of vegetation in some localities with considerably less success include
true algae-eating fish such as tilapia and gizzard shad. The gill rakers
of these fish are spaced narrowly enough to facilitate removal of planktonic
algae from the water column. Neither species is appropriate for release
in Pennsylvania ponds.
Tilapia (collective name for fish in the
genera Sarotherodon, Oreochromis and Tilapia ) are
tropical fish, common in aquariums. Though the blue tilapia (Oreochromis
aureus ) has survived in Florida and Texas, most other states are too
cold for this fish to survive. It has been suggested that these fish become
sluggish before dying, allowing them to be consumed by gamefish such as
largemouth bass. If tilapia were to be stocked for algae control, they
would need to be restocked yearly. Releasing non-native fish into PA waters
may be illegal, even if the pond is privately owned and is not connected
to other bodies of water. Always check with the PA Fish and Boat Commission
before stocking your pond.
Gizzard shad (Dorosoma cepedianum
) are also known to eat phytoplankton by filtering water as they swim.
Unfortunately, they also filter out zooplankton effectively, much more
so than juvenile bluegills. Gizzard shad may also grow too large to serve
as forage fish for Bass, and muddy the pond bottom when feeding. As such,
negative impacts on bluegill/largemouth Bass populations in the pond heavily
outweigh their usefulness as an algae control agent.
zooplankton (a collective term for microscopic fauna found living in the
water column), consists chiefly of protozoa, microcrustaceans and rotifers.
Three types of microcrustaceans are depicted at left.
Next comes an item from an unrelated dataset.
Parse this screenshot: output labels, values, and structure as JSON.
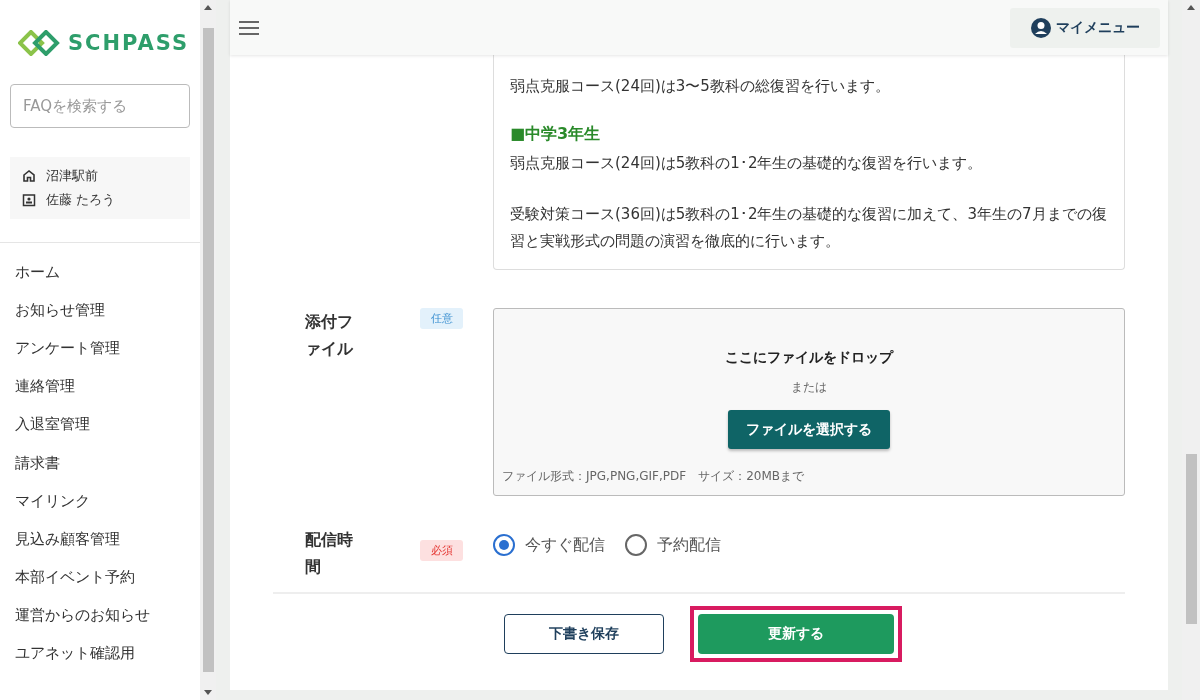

Zooplankton grazers
consume a wide range of algae, while some species consume other zooplankton.
Larger species of zooplankton are important in the diets of many fish species,
especially as fry. If fish predation on zooplankton is reduced, they may
contribute to a reduction of phytoplankton and a desirable change in water
Efforts to increase the role of zooplankton
grazers as effective biological controls of algal growth often seek to
reduce fish predation by creating refugia. Deepening the pond may be effective.
Limnological studies have shown that some types of motile zooplankton exhibit
a migration pattern vertically through the water column, coming up to feed
at night when visibility is poor and returning to the depths during the
day. Increased control of algae by zooplankton may thus result from dredging.
difficult to manage, especially in shallow ponds
Back to Plant/Algae